Gunman Cherif Chekatt, 29, was killed in the Neudorf neighbourhood of Strasbourg on Thursday night after firing on police, ending a two-day manhunt that involved more than 700 members of the security forces.

The city's traditional Christmas market was reopened under heavy security on Friday.

Stall-holder Bernard Kuntz said the market was reopening just in time for struggling business owners.

"We were getting worried. Some of the guys have taken out loans to be here, and we've already lost two days," he said.

Strasbourg Mayor Roland Ries said the attack was indisputably an act of terrorism.

Strasbourg's cherished Christmas market is a target full of religious symbolism, and the killings have evoked France's difficulties in integrating western Europe's largest Muslim minority and dealing with homegrown militants inspired by Islamic State.

Ries expressed relief that Chekatt had been killed and said everyone in Strasbourg, on eastern France's Rhine river border with Germany, felt the same.

French troops, who have been used to bolster national security since a wave of Islamic State-inspired attacks began in France in 2015, stood guard at the open-air market.

"I think it will help to get back to a life that I would describe as normal," Ries told reporters after the news that Chekatt had been killed.

"With the death of this terrorist ... citizens, like me, are relieved."

Islamic State claimed Chekatt as one of its soldiers, saying he carried out the operation in response to calls for citizens of coalition countries that are fighting the militant group.

IS provided no evidence for the claim and French Interior Minister Christophe Castaner called it "opportunistic".

"Nothing indicates that (Chekatt) was part of a network. There is nothing to suggest that he was being protected by such, but the investigation is not yet over," Castaner told Europe 1.

He described Chekatt as a long-time delinquent whose Islamic beliefs were radicalised during previous periods in prison.

Police were still interrogating seven associates on Friday, including Chekatt's parents, to determine whether he had accomplices.

France ramped up its security threat to its highest level after Chekatt struck late on Tuesday.

Prime Minister Edouard Philippe promised an extra 1800 troops would be put on patrols with a special focus on Christmas markets.

The outdoor market in Strasbourg, centred around a towering Christmas Tree in Place Kleber, draws more than 2 million visitors each year.
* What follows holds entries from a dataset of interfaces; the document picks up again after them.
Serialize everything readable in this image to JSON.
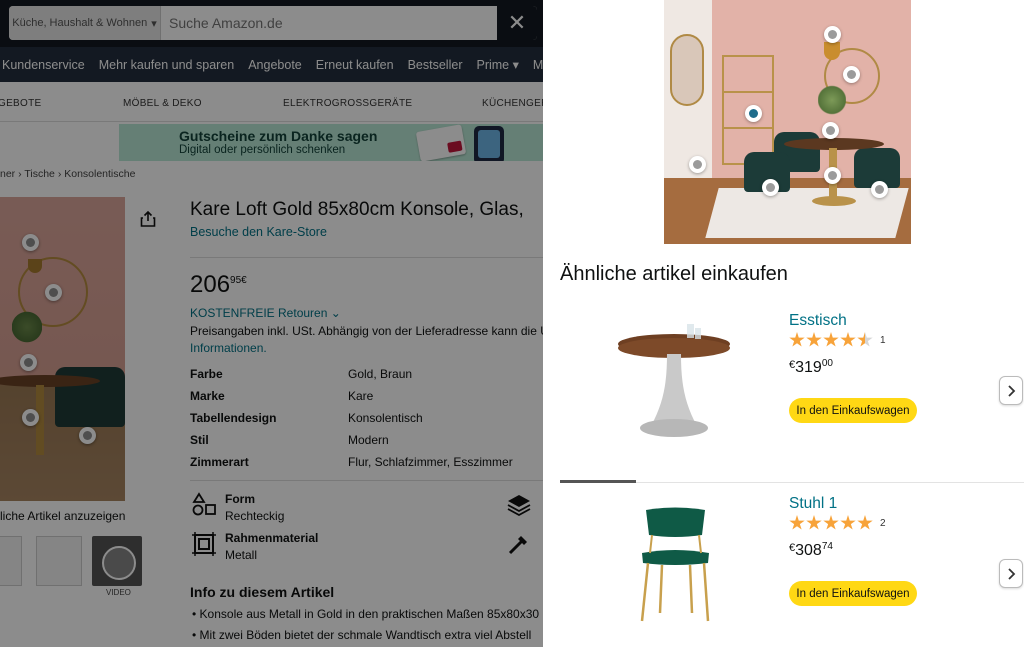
{
  "search": {
    "category": "Küche, Haushalt & Wohnen",
    "placeholder": "Suche Amazon.de",
    "clear_symbol": "✕"
  },
  "nav": [
    "Kundenservice",
    "Mehr kaufen und sparen",
    "Angebote",
    "Erneut kaufen",
    "Bestseller",
    "Prime ▾",
    "Mus"
  ],
  "categories": [
    "GEBOTE",
    "MÖBEL & DEKO",
    "ELEKTROGROSSGERÄTE",
    "KÜCHENGER"
  ],
  "banner": {
    "title": "Gutscheine zum Danke sagen",
    "subtitle": "Digital oder persönlich schenken"
  },
  "breadcrumb": [
    "ner",
    "Tische",
    "Konsolentische"
  ],
  "product": {
    "title": "Kare Loft Gold 85x80cm Konsole, Glas,",
    "store_link": "Besuche den Kare-Store",
    "price_main": "206",
    "price_cents": "95",
    "currency": "€",
    "returns": "KOSTENFREIE Retouren ⌄",
    "vat_text": "Preisangaben inkl. USt. Abhängig von der Lieferadresse kann die U",
    "vat_link": "Informationen.",
    "specs": [
      {
        "key": "Farbe",
        "value": "Gold, Braun"
      },
      {
        "key": "Marke",
        "value": "Kare"
      },
      {
        "key": "Tabellendesign",
        "value": "Konsolentisch"
      },
      {
        "key": "Stil",
        "value": "Modern"
      },
      {
        "key": "Zimmerart",
        "value": "Flur, Schlafzimmer, Esszimmer"
      }
    ],
    "features": [
      {
        "label": "Form",
        "value": "Rechteckig",
        "icon": "shapes-icon"
      },
      {
        "label": "Rahmenmaterial",
        "value": "Metall",
        "icon": "frame-icon"
      }
    ],
    "similar_label": "liche Artikel anzuzeigen",
    "video_label": "VIDEO",
    "about_title": "Info zu diesem Artikel",
    "bullets": [
      "Konsole aus Metall in Gold in den praktischen Maßen 85x80x30",
      "Mit zwei Böden bietet der schmale Wandtisch extra viel Abstell"
    ]
  },
  "panel": {
    "section_title": "Ähnliche artikel einkaufen",
    "items": [
      {
        "name": "Esstisch",
        "rating": 4.5,
        "review_count": "1",
        "currency": "€",
        "price_main": "319",
        "price_cents": "00",
        "cart_label": "In den Einkaufswagen"
      },
      {
        "name": "Stuhl 1",
        "rating": 5,
        "review_count": "2",
        "currency": "€",
        "price_main": "308",
        "price_cents": "74",
        "cart_label": "In den Einkaufswagen"
      }
    ]
  },
  "colors": {
    "amazon_dark": "#131921",
    "nav_blue": "#232f3e",
    "link_teal": "#007185",
    "star_orange": "#f7a33a",
    "cart_yellow": "#ffd814"
  }
}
Christmas markets have been a feature of the Alsatian city since the early 15th century.

The Strasbourg shooting was the latest in a succession of attacks linked to Islamist militancy in France going back to 2012.
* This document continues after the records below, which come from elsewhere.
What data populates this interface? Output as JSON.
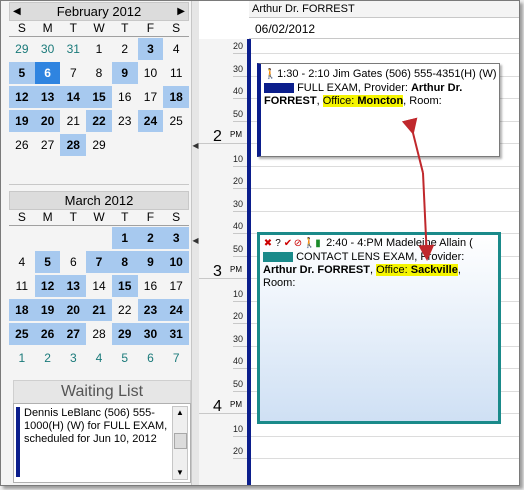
{
  "calendar_feb": {
    "title": "February 2012",
    "days_of_week": [
      "S",
      "M",
      "T",
      "W",
      "T",
      "F",
      "S"
    ],
    "weeks": [
      [
        "29",
        "30",
        "31",
        "1",
        "2",
        "3",
        "4"
      ],
      [
        "5",
        "6",
        "7",
        "8",
        "9",
        "10",
        "11"
      ],
      [
        "12",
        "13",
        "14",
        "15",
        "16",
        "17",
        "18"
      ],
      [
        "19",
        "20",
        "21",
        "22",
        "23",
        "24",
        "25"
      ],
      [
        "26",
        "27",
        "28",
        "29",
        "",
        "",
        ""
      ]
    ]
  },
  "calendar_mar": {
    "title": "March 2012",
    "days_of_week": [
      "S",
      "M",
      "T",
      "W",
      "T",
      "F",
      "S"
    ],
    "weeks": [
      [
        "",
        "",
        "",
        "",
        "1",
        "2",
        "3"
      ],
      [
        "4",
        "5",
        "6",
        "7",
        "8",
        "9",
        "10"
      ],
      [
        "11",
        "12",
        "13",
        "14",
        "15",
        "16",
        "17"
      ],
      [
        "18",
        "19",
        "20",
        "21",
        "22",
        "23",
        "24"
      ],
      [
        "25",
        "26",
        "27",
        "28",
        "29",
        "30",
        "31"
      ],
      [
        "1",
        "2",
        "3",
        "4",
        "5",
        "6",
        "7"
      ]
    ]
  },
  "waiting_list": {
    "title": "Waiting List",
    "item": "Dennis LeBlanc  (506) 555-1000(H)  (W) for FULL EXAM, scheduled for Jun 10, 2012"
  },
  "schedule": {
    "provider": "Arthur Dr. FORREST",
    "date": "06/02/2012",
    "time_labels": [
      "20",
      "30",
      "40",
      "50",
      "2",
      "10",
      "20",
      "30",
      "40",
      "50",
      "3",
      "10",
      "20",
      "30",
      "40",
      "50",
      "4",
      "10",
      "20"
    ],
    "pm": "PM"
  },
  "appt1": {
    "line1": "1:30 - 2:10 Jim Gates  (506) 555-4351(H)  (W)",
    "type": "FULL EXAM, Provider: ",
    "provider_bold": "Arthur Dr.",
    "provider_bold2": "FORREST",
    "office_label": "Office: ",
    "office": "Moncton",
    "room": ", Room:"
  },
  "appt2": {
    "line1": "2:40 - 4:PM Madeleine Allain (",
    "type": "CONTACT LENS EXAM, Provider:",
    "provider_bold": "Arthur Dr. FORREST",
    "office_label": "Office: ",
    "office": "Sackville",
    "room": "Room:"
  },
  "colors": {
    "appt1_bar": "#0b1e8c",
    "appt2_swatch": "#1a8a8a",
    "arrow": "#c0282c"
  }
}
Since January 2015, more than 240 people have been killed in attacks on French soil, most of them in 2015-16.